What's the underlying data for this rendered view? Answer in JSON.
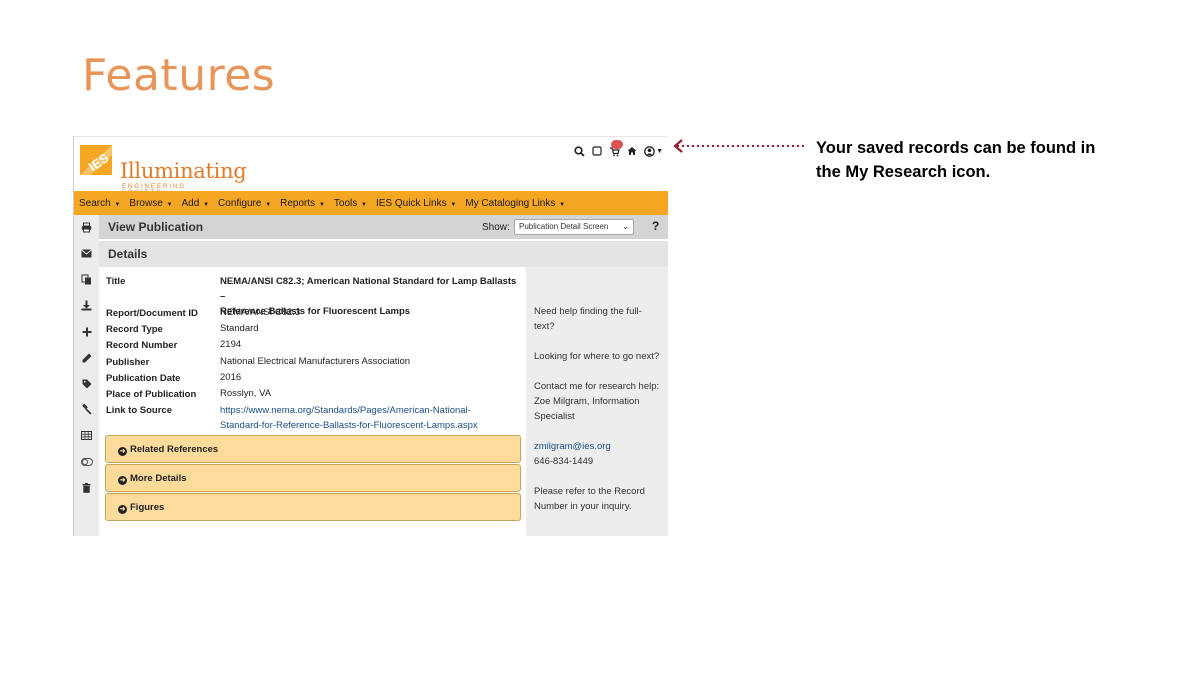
{
  "slide": {
    "title": "Features",
    "callout_text": "Your saved records can be found in the My Research icon."
  },
  "app": {
    "logo": {
      "badge_text": "IES",
      "name": "Illuminating",
      "sub": "ENGINEERING SOCIETY"
    },
    "top_icons": [
      "search-icon",
      "checkbox-icon",
      "my-research-cart-icon",
      "home-icon",
      "user-icon"
    ],
    "menu": [
      {
        "label": "Search"
      },
      {
        "label": "Browse"
      },
      {
        "label": "Add"
      },
      {
        "label": "Configure"
      },
      {
        "label": "Reports"
      },
      {
        "label": "Tools"
      },
      {
        "label": "IES Quick Links"
      },
      {
        "label": "My Cataloging Links"
      }
    ],
    "side_tools": [
      "print-icon",
      "email-icon",
      "copy-icon",
      "download-icon",
      "plus-icon",
      "pencil-icon",
      "tag-icon",
      "gavel-icon",
      "table-icon",
      "toggle-icon",
      "trash-icon"
    ],
    "pub_header": {
      "title": "View Publication",
      "show_label": "Show:",
      "show_value": "Publication Detail Screen",
      "help": "?"
    },
    "details_title": "Details",
    "fields": [
      {
        "label": "Title",
        "value_lines": [
          "NEMA/ANSI C82.3; American National Standard for Lamp Ballasts –",
          "Reference Ballasts for Fluorescent Lamps"
        ]
      },
      {
        "label": "Report/Document ID",
        "value": "NEMA/ANSI C82.3"
      },
      {
        "label": "Record Type",
        "value": "Standard"
      },
      {
        "label": "Record Number",
        "value": "2194"
      },
      {
        "label": "Publisher",
        "value": "National Electrical Manufacturers Association"
      },
      {
        "label": "Publication Date",
        "value": "2016"
      },
      {
        "label": "Place of Publication",
        "value": "Rosslyn, VA"
      },
      {
        "label": "Link to Source",
        "value_lines": [
          "https://www.nema.org/Standards/Pages/American-National-",
          "Standard-for-Reference-Ballasts-for-Fluorescent-Lamps.aspx"
        ]
      }
    ],
    "accordions": [
      {
        "label": "Related References"
      },
      {
        "label": "More Details"
      },
      {
        "label": "Figures"
      }
    ],
    "help_panel": {
      "full_text_1": "Need help finding the full-",
      "full_text_2": "text?",
      "next": "Looking for where to go next?",
      "contact_1": "Contact me for research help:",
      "contact_2": "Zoe Milgram, Information",
      "contact_3": "Specialist",
      "email": "zmilgram@ies.org",
      "phone": "646-834-1449",
      "refer_1": "Please refer to the Record",
      "refer_2": "Number in your inquiry."
    }
  }
}
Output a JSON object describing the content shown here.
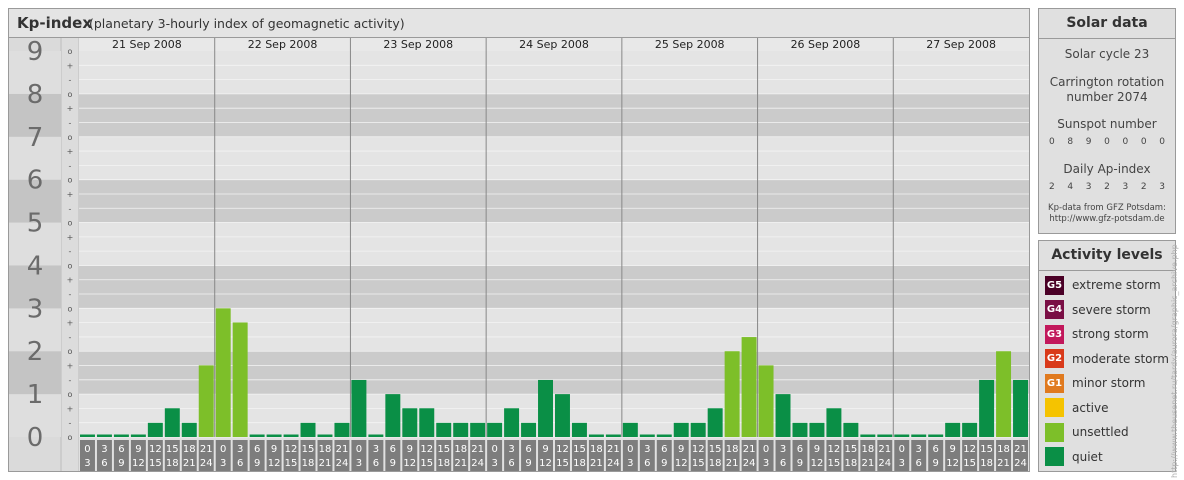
{
  "header": {
    "title": "Kp-index",
    "subtitle": "(planetary 3-hourly index of geomagnetic activity)"
  },
  "colors": {
    "quiet": "#0a8f46",
    "unsettled": "#7dbf29",
    "active": "#f5c300",
    "minor": "#e07a1f",
    "moderate": "#d93a1a",
    "strong": "#c2185b",
    "severe": "#7a0f45",
    "extreme": "#4a0026"
  },
  "chart_data": {
    "type": "bar",
    "ylim": [
      0,
      9
    ],
    "yticks": [
      "0",
      "1",
      "2",
      "3",
      "4",
      "5",
      "6",
      "7",
      "8",
      "9"
    ],
    "subticks": [
      "o",
      "-",
      "+"
    ],
    "days": [
      "21 Sep 2008",
      "22 Sep 2008",
      "23 Sep 2008",
      "24 Sep 2008",
      "25 Sep 2008",
      "26 Sep 2008",
      "27 Sep 2008"
    ],
    "interval_labels": [
      [
        "0",
        "3"
      ],
      [
        "3",
        "6"
      ],
      [
        "6",
        "9"
      ],
      [
        "9",
        "12"
      ],
      [
        "12",
        "15"
      ],
      [
        "15",
        "18"
      ],
      [
        "18",
        "21"
      ],
      [
        "21",
        "24"
      ]
    ],
    "values": [
      [
        0,
        0,
        0,
        0,
        0.33,
        0.67,
        0.33,
        1.67
      ],
      [
        3,
        2.67,
        0,
        0,
        0,
        0.33,
        0,
        0.33
      ],
      [
        1.33,
        0,
        1,
        0.67,
        0.67,
        0.33,
        0.33,
        0.33
      ],
      [
        0.33,
        0.67,
        0.33,
        1.33,
        1,
        0.33,
        0,
        0
      ],
      [
        0.33,
        0,
        0,
        0.33,
        0.33,
        0.67,
        2,
        2.33
      ],
      [
        1.67,
        1,
        0.33,
        0.33,
        0.67,
        0.33,
        0,
        0
      ],
      [
        0,
        0,
        0,
        0.33,
        0.33,
        1.33,
        2,
        1.33
      ]
    ]
  },
  "solar": {
    "title": "Solar data",
    "cycle": "Solar cycle 23",
    "carrington_1": "Carrington rotation",
    "carrington_2": "number 2074",
    "sunspot_label": "Sunspot number",
    "sunspot_values": [
      "0",
      "8",
      "9",
      "0",
      "0",
      "0",
      "0"
    ],
    "ap_label": "Daily Ap-index",
    "ap_values": [
      "2",
      "4",
      "3",
      "2",
      "3",
      "2",
      "3"
    ],
    "credit_1": "Kp-data from GFZ Potsdam:",
    "credit_2": "http://www.gfz-potsdam.de"
  },
  "activity": {
    "title": "Activity levels",
    "levels": [
      {
        "badge": "G5",
        "label": "extreme storm",
        "color": "#4a0026"
      },
      {
        "badge": "G4",
        "label": "severe storm",
        "color": "#7a0f45"
      },
      {
        "badge": "G3",
        "label": "strong storm",
        "color": "#c2185b"
      },
      {
        "badge": "G2",
        "label": "moderate storm",
        "color": "#d93a1a"
      },
      {
        "badge": "G1",
        "label": "minor storm",
        "color": "#e07a1f"
      },
      {
        "badge": "",
        "label": "active",
        "color": "#f5c300"
      },
      {
        "badge": "",
        "label": "unsettled",
        "color": "#7dbf29"
      },
      {
        "badge": "",
        "label": "quiet",
        "color": "#0a8f46"
      }
    ]
  },
  "watermark": "http://www.theusenet.ru/tardx/aurora/graphic_archive.php"
}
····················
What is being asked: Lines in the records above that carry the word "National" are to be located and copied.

Answer to this exercise:
          "NEMA/ANSI C82.3; American National Standard for Lamp Ballasts –",
        "value": "National Electrical Manufacturers Association"
          "https://www.nema.org/Standards/Pages/American-National-",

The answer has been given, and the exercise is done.